If you’ve ever applied for any type of credit ranging from credit cards to mortgages or auto loans you have probably heard the term FICO score. That’s because there’s a 90% chance that your lender used the FICO credit scoring model to determine your creditworthiness and ability to repay the debt. In short, a FICO score is the preferred credit scoring model for the majority of the lending industry.

According to a recent CEB TowerGroup analyst report, FICO Scores are used in over 90% of U.S. lending decisions. That means that your FICO score determines not only whether you will be approved for a loan but, also the interest rate that you will be charged among other loan terms like the amount of down payment which you will need in order to be approved.

FICO, short for the Fair Isaac Company, developed the credit scoring model back in the 80’s to help lenders gauge a consumers likelihood of becoming 90 days or more past due on a loan within the next 2 years. Ever since, lenders have been using the FICO score to objectively and consistently determine the risk of lending to a borrower.

The FICO score, there are actually 49 different FICO scores, is a 3 digit number that typically ranges from 300-850 though, some industry-specific FICO scores can range from 250-900. A higher FICO score represents a lower credit risk and a lower FICO score represents a higher credit risk to the lender.

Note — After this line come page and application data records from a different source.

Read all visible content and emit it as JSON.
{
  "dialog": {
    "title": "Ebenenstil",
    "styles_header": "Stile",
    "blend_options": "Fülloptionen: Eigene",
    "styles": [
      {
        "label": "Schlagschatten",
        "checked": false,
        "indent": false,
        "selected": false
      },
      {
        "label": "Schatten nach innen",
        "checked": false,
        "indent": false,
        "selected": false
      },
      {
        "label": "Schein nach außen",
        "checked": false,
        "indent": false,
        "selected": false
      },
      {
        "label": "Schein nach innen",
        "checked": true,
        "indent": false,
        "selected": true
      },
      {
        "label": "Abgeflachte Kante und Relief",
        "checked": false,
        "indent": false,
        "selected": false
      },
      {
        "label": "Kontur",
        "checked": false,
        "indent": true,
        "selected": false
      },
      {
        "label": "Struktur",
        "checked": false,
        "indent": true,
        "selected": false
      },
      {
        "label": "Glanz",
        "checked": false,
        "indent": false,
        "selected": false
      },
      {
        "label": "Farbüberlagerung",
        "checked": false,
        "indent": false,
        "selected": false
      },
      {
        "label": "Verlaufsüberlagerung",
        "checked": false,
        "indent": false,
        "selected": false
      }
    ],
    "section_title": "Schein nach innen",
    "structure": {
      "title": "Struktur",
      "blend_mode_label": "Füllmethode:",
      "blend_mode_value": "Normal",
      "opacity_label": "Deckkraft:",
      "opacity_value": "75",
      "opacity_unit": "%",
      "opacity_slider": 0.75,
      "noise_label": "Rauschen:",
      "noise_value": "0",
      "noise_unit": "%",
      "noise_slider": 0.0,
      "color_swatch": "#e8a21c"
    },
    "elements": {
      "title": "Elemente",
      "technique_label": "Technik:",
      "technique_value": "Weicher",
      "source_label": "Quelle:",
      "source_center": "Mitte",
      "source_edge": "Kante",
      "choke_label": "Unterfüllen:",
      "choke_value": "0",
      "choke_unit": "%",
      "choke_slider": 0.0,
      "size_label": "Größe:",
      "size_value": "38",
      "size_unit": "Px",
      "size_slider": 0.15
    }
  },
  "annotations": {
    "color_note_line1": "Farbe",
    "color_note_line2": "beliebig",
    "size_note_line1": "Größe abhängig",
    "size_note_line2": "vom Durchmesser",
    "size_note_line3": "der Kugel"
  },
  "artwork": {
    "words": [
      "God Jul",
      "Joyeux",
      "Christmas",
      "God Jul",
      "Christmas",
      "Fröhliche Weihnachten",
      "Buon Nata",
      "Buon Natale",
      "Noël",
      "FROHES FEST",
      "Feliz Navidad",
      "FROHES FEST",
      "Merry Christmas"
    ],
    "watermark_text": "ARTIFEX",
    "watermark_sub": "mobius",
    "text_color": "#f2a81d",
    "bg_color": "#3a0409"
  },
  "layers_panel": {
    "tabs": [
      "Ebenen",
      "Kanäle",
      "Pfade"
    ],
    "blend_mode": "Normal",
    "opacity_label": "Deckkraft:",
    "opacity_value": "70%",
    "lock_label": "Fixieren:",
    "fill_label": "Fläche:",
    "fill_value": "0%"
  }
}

Good Bad Credit Score Chart

The FICO scores themselves are based on the data collected from your credit reports managed by the three major credit reporting agencies (Experian, Equifax, and TransUnion). This data is then quantified in a mathematical algorithm to determine a credit score.

Every lender has their own standards for determining what constitutes a good credit score and the terms/interest rates that they will make available to a consumer at a certain FICO credit score but, the average FICO score in the U.S. is 695 and in order to qualify for the best programs with the best terms you should set your goal for at least a 740 FICO score.
Every industry also has their own FICO scoring model setup to determine what they deem to be a creditworthy borrower. Auto lenders care more about your previous auto lending history and mortgage lenders care more about your previous home loans, so, FICO created scores for those industries which weigh certain accounts differently. Auto lenders use FICO Auto Scores while most credit card companies use FICO Bankcard Scores.

Different Credit Scores

More Information
How your FICO credit scores are calculated
5 Components of your FICO credit scores
Why are your credit scores different
Why your FICO credit scores matter

 

Why Choose CreditFirm.net?

Assurance. Our Credit Repair process was developed by experienced attorneys.

Speed. Documents are typically processed and sent out for investigation within 3-5 days.

Support. Award winning customer service guarantees your satisfaction.

CreditFirm.net Review